4. Bleach (Sodium Hypochlorite): Studies have shown that exposure to cleaning products like bleach can be as damaging to our lungs as smoking a pack of cigarettes a day. And that’s on adults! Imagine the impact on children with their still-developing respiratory systems! Bleach can cause asthma in people who don’t already have it, in addition to triggering attacks in people who have already been diagnosed with asthma. The long term use of bleach, along with with other disinfectants, has also been linked to a significantly higher risk of developing chronic obstructive pulmonary disease (COPD).
5. Sodium lauryl sulfate (SLS) and sodium laureth sulfate (SLES): Sodium lauryl sulfate has been linked to skin & eye irritation, organ toxicity, reproductive toxicity, neurotoxicity, endocrine disruption & ecotoxicology. Despite this, they are still common in so-called natural cleaning products. Sodium laureate sulfate is linked with skin & eye irritation. A big concern with both of these is their contamination with the carcinogenic by-product called 1,4 dioxane. Nixing surfactants like SLS & SLES can go a long way in your quest to find cleaning products you can feel good about using around your kids.
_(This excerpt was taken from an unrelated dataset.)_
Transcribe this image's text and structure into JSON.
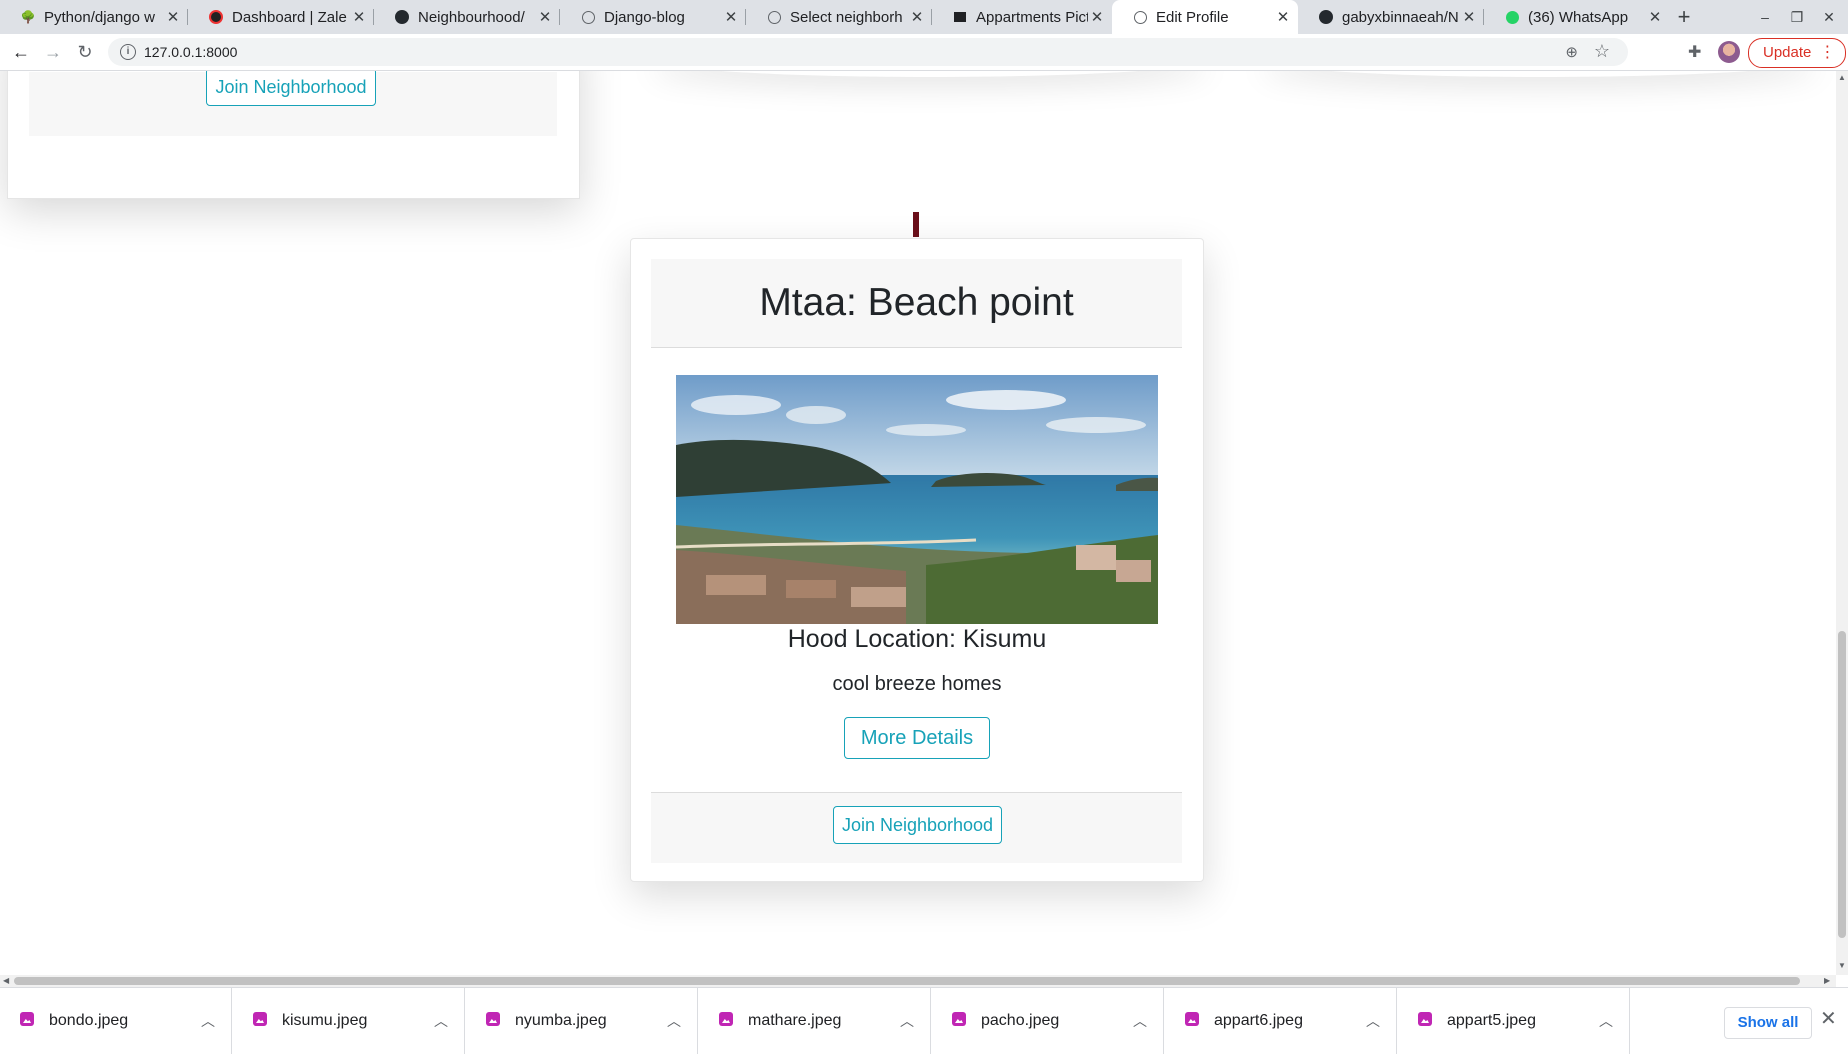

6. Ethanolamine compounds (DEA, MEA, TEA): These chemicals are commonly used emulsifiers, fragrance additives & pH adjusters. They are associated with hormone disruption, cancer and organ toxicity.
7. Methylsothiazolinone (MIT) & Methylchloroisothiazolinone (CMIT): These preservatives are extremely common in “natural” cleaning products even though they are linked with inhalation toxicity, dangerous allergic reactions and possible neuro toxicity. Again because cleaning product manufacturers aren’t required to list all their ingredients, it’s hard to know what products they are in. Our advice is to look for cleaning products that say they are preservative-free or MIT free or CMIT free.
8. Dyes that make cleaning products look innocently blue, green, yellow or any other colors aren’t doing anything other than attempting to give you the perception that the product is more effective. They don’t actually make the performance of the detergent any better, and in fact can introduce significant health risks that you’ll want to avoid.
Learn More about Natural Cleaning Products
Given that “natural” cleaners can still be chock full of harmful chemicals and that ingredient labels are often incomplete, it’s a tough challenge to find cleaning products you can feel comfortable using around your Littles. Our best advice is to go fragrance, dye and preservative free, skip bleach and quats, and choose products with gentle, simple ingredients. A great option is Force of Nature, a small appliance that uses electricity to convert salt, water & vinegar into an all-in-one cleaner, deodorizer and EPA registered disinfectant and sanitizer. It miniaturizes an industrial technology where it’s used for disinfecting hospitals as well as in wound healing & eye care products. It has no fragrances, preservatives, dyes, allergens or irritants. Learn more about electrolyzed water or how Force of Nature kills viruses. And it you might be surprised to see how it compares to typical natural cleaning products too.